The Bible allows us to distinguish between two kinds of sexual desire, a pure and sinless sexual desire and an impure, sinful one. We can term these yearning and burning. Yearning is a legitimate sexual desire, the desire to explore and experience sexuality with a God-given spouse. Burning is an illegitimate form of sexual desire, the desire to explore and experience sexuality with someone who is not a God-given spouse (or, alternatively, to experience inappropriate or even perverse forms of sexuality with a God-given spouse). Sexual desire is at the heart of both, but yearning is the desire experienced in a pure way while burning is the desire experienced in a sinful way.

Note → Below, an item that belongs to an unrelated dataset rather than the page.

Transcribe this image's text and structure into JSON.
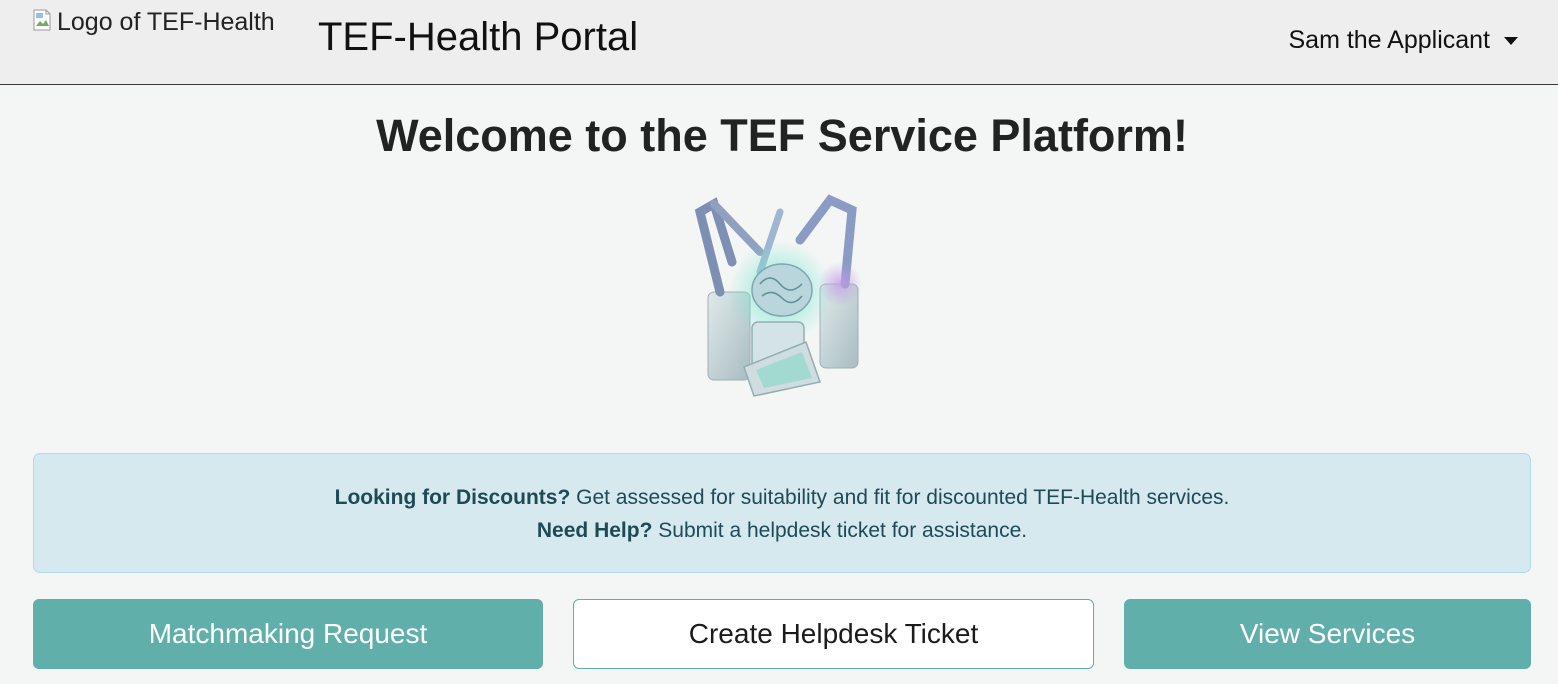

Yearning can be experienced by men and women, married and single. It can be prevalent or occasional, minimal or strong. It is the eagerness to respond to sexual desire in a self-controlled, God-honoring way. A husband may find himself lost in a daydream yearning to experience sexual intimacy with his wife. A single woman may find herself yearning for a husband so she can discover and experience sexual pleasure and fulfillment. These are not evil desires. They are natural, human desires. The first compels a husband and wife to enjoy sexual union while the second compels a single man or woman to pursue a husband or wife. For those who do not have a spouse or whose spouse is for some reason unavailable, yearning compels a deeper reliance on God, a deeper trust in his goodness and sufficiency.
Burning can also be experienced by men and women, married and single. It can be prevalent or occasional, minimal or strong. It is the longing to respond to sexual desire in a way that is not self-controlled and not God-honoring. A wife may find herself lost in a daydream, burning to experience sexual intimacy with someone who is not her husband. A single man may find himself burning with lust for a particular woman, objectifying her, idolizing sexual pleasure with her, as if that is his only hope for fulfillment. A married man may even badger and bully his wife to get what he is convinced he needs in that moment. These desires are evil. They are a perversion of God’s gift of sexuality.
I draw the distinction to show that there is a sexual desire that is good and honoring to God. We do not need to feel guilt for this desire or to feel that it is intrinsically wrong. It is a sexual desire that is yielded to the Lord. It is experienced, yet carefully controlled according to the Word of the Lord, channeled to appropriate ends—marriage, intimacy, or reliance upon God. But there is also a sexual desire that is not yielded to the Lord. It is experienced, yet without self-control and heedless to the Word of the Lord, channeled to evil ends. Both can be experienced by married men and women, and both can be experienced by single men and women.
This distinction matters. Owning the difference between yearning and burning allows us to see that not all sexual desire is wrong, even when experienced by someone who does not have a spouse. It allows us to see that not all sexual desire is good, even when experienced by someone who does have a spouse. It allows for sexual desire and even frustration, but without feeding it or being defeated by it. It allows for the desire for sexual nearness and fulfillment even without allowing that desire to degrade into sin.
Burning is desire perverted and unrestrained. Yearning is desire surrendered.